**Extracted data entries:**
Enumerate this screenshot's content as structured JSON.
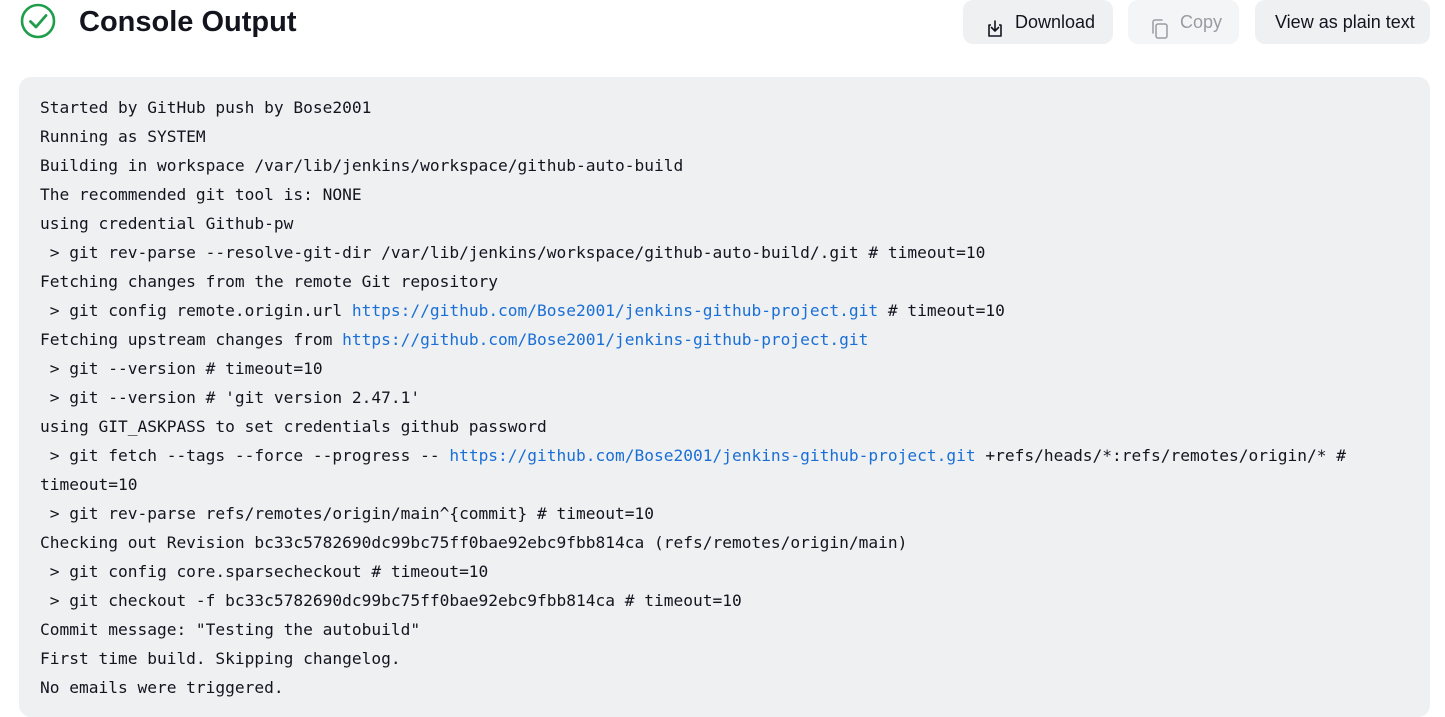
{
  "header": {
    "status_icon": "check-circle-icon",
    "title": "Console Output",
    "accent_color": "#1e9e4a"
  },
  "toolbar": {
    "download_label": "Download",
    "download_icon": "download-icon",
    "copy_label": "Copy",
    "copy_icon": "copy-icon",
    "copy_disabled": true,
    "plain_text_label": "View as plain text"
  },
  "console": {
    "link_color": "#1a6fd6",
    "lines": [
      [
        {
          "t": "Started by GitHub push by Bose2001"
        }
      ],
      [
        {
          "t": "Running as SYSTEM"
        }
      ],
      [
        {
          "t": "Building in workspace /var/lib/jenkins/workspace/github-auto-build"
        }
      ],
      [
        {
          "t": "The recommended git tool is: NONE"
        }
      ],
      [
        {
          "t": "using credential Github-pw"
        }
      ],
      [
        {
          "t": " > git rev-parse --resolve-git-dir /var/lib/jenkins/workspace/github-auto-build/.git # timeout=10"
        }
      ],
      [
        {
          "t": "Fetching changes from the remote Git repository"
        }
      ],
      [
        {
          "t": " > git config remote.origin.url "
        },
        {
          "t": "https://github.com/Bose2001/jenkins-github-project.git",
          "link": true
        },
        {
          "t": " # timeout=10"
        }
      ],
      [
        {
          "t": "Fetching upstream changes from "
        },
        {
          "t": "https://github.com/Bose2001/jenkins-github-project.git",
          "link": true
        }
      ],
      [
        {
          "t": " > git --version # timeout=10"
        }
      ],
      [
        {
          "t": " > git --version # 'git version 2.47.1'"
        }
      ],
      [
        {
          "t": "using GIT_ASKPASS to set credentials github password"
        }
      ],
      [
        {
          "t": " > git fetch --tags --force --progress -- "
        },
        {
          "t": "https://github.com/Bose2001/jenkins-github-project.git",
          "link": true
        },
        {
          "t": " +refs/heads/*:refs/remotes/origin/* #"
        }
      ],
      [
        {
          "t": "timeout=10"
        }
      ],
      [
        {
          "t": " > git rev-parse refs/remotes/origin/main^{commit} # timeout=10"
        }
      ],
      [
        {
          "t": "Checking out Revision bc33c5782690dc99bc75ff0bae92ebc9fbb814ca (refs/remotes/origin/main)"
        }
      ],
      [
        {
          "t": " > git config core.sparsecheckout # timeout=10"
        }
      ],
      [
        {
          "t": " > git checkout -f bc33c5782690dc99bc75ff0bae92ebc9fbb814ca # timeout=10"
        }
      ],
      [
        {
          "t": "Commit message: \"Testing the autobuild\""
        }
      ],
      [
        {
          "t": "First time build. Skipping changelog."
        }
      ],
      [
        {
          "t": "No emails were triggered."
        }
      ]
    ]
  }
}
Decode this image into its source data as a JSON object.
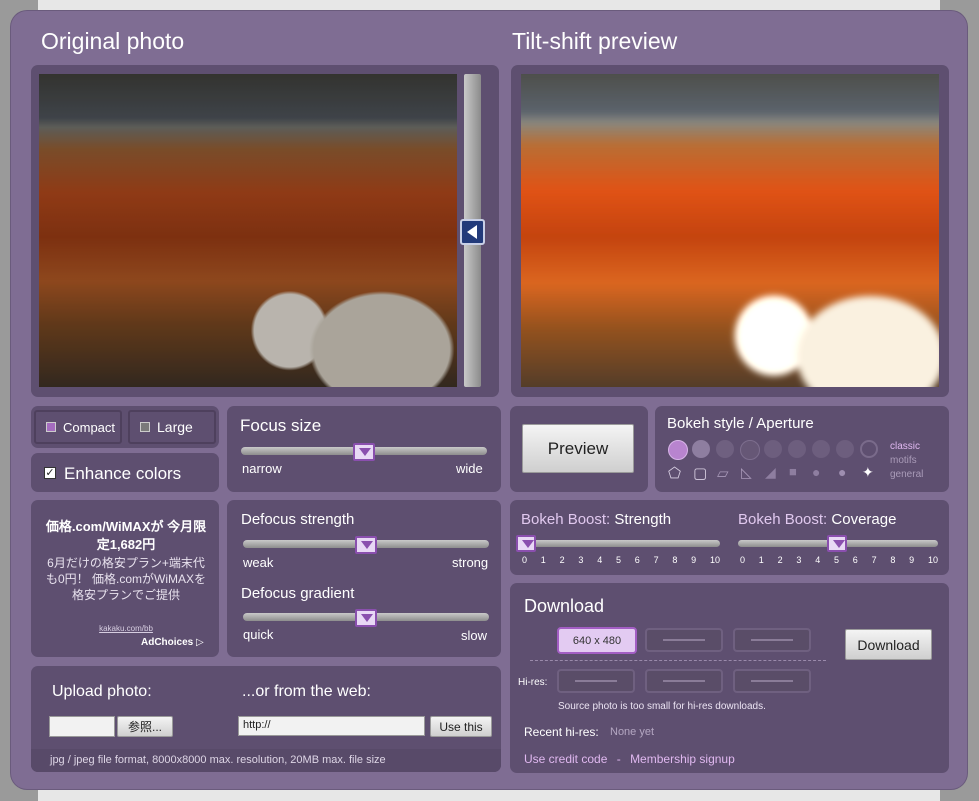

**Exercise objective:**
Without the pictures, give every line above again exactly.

**Response box:**
Enumerate this screenshot's content as structured JSON.
{
  "header": {
    "status_icon": "check-circle-icon",
    "title": "Console Output",
    "accent_color": "#1e9e4a"
  },
  "toolbar": {
    "download_label": "Download",
    "download_icon": "download-icon",
    "copy_label": "Copy",
    "copy_icon": "copy-icon",
    "copy_disabled": true,
    "plain_text_label": "View as plain text"
  },
  "console": {
    "link_color": "#1a6fd6",
    "lines": [
      [
        {
          "t": "Started by GitHub push by Bose2001"
        }
      ],
      [
        {
          "t": "Running as SYSTEM"
        }
      ],
      [
        {
          "t": "Building in workspace /var/lib/jenkins/workspace/github-auto-build"
        }
      ],
      [
        {
          "t": "The recommended git tool is: NONE"
        }
      ],
      [
        {
          "t": "using credential Github-pw"
        }
      ],
      [
        {
          "t": " > git rev-parse --resolve-git-dir /var/lib/jenkins/workspace/github-auto-build/.git # timeout=10"
        }
      ],
      [
        {
          "t": "Fetching changes from the remote Git repository"
        }
      ],
      [
        {
          "t": " > git config remote.origin.url "
        },
        {
          "t": "https://github.com/Bose2001/jenkins-github-project.git",
          "link": true
        },
        {
          "t": " # timeout=10"
        }
      ],
      [
        {
          "t": "Fetching upstream changes from "
        },
        {
          "t": "https://github.com/Bose2001/jenkins-github-project.git",
          "link": true
        }
      ],
      [
        {
          "t": " > git --version # timeout=10"
        }
      ],
      [
        {
          "t": " > git --version # 'git version 2.47.1'"
        }
      ],
      [
        {
          "t": "using GIT_ASKPASS to set credentials github password"
        }
      ],
      [
        {
          "t": " > git fetch --tags --force --progress -- "
        },
        {
          "t": "https://github.com/Bose2001/jenkins-github-project.git",
          "link": true
        },
        {
          "t": " +refs/heads/*:refs/remotes/origin/* #"
        }
      ],
      [
        {
          "t": "timeout=10"
        }
      ],
      [
        {
          "t": " > git rev-parse refs/remotes/origin/main^{commit} # timeout=10"
        }
      ],
      [
        {
          "t": "Checking out Revision bc33c5782690dc99bc75ff0bae92ebc9fbb814ca (refs/remotes/origin/main)"
        }
      ],
      [
        {
          "t": " > git config core.sparsecheckout # timeout=10"
        }
      ],
      [
        {
          "t": " > git checkout -f bc33c5782690dc99bc75ff0bae92ebc9fbb814ca # timeout=10"
        }
      ],
      [
        {
          "t": "Commit message: \"Testing the autobuild\""
        }
      ],
      [
        {
          "t": "First time build. Skipping changelog."
        }
      ],
      [
        {
          "t": "No emails were triggered."
        }
      ]
    ]
  }
}
Decode this image into its source data as a JSON object.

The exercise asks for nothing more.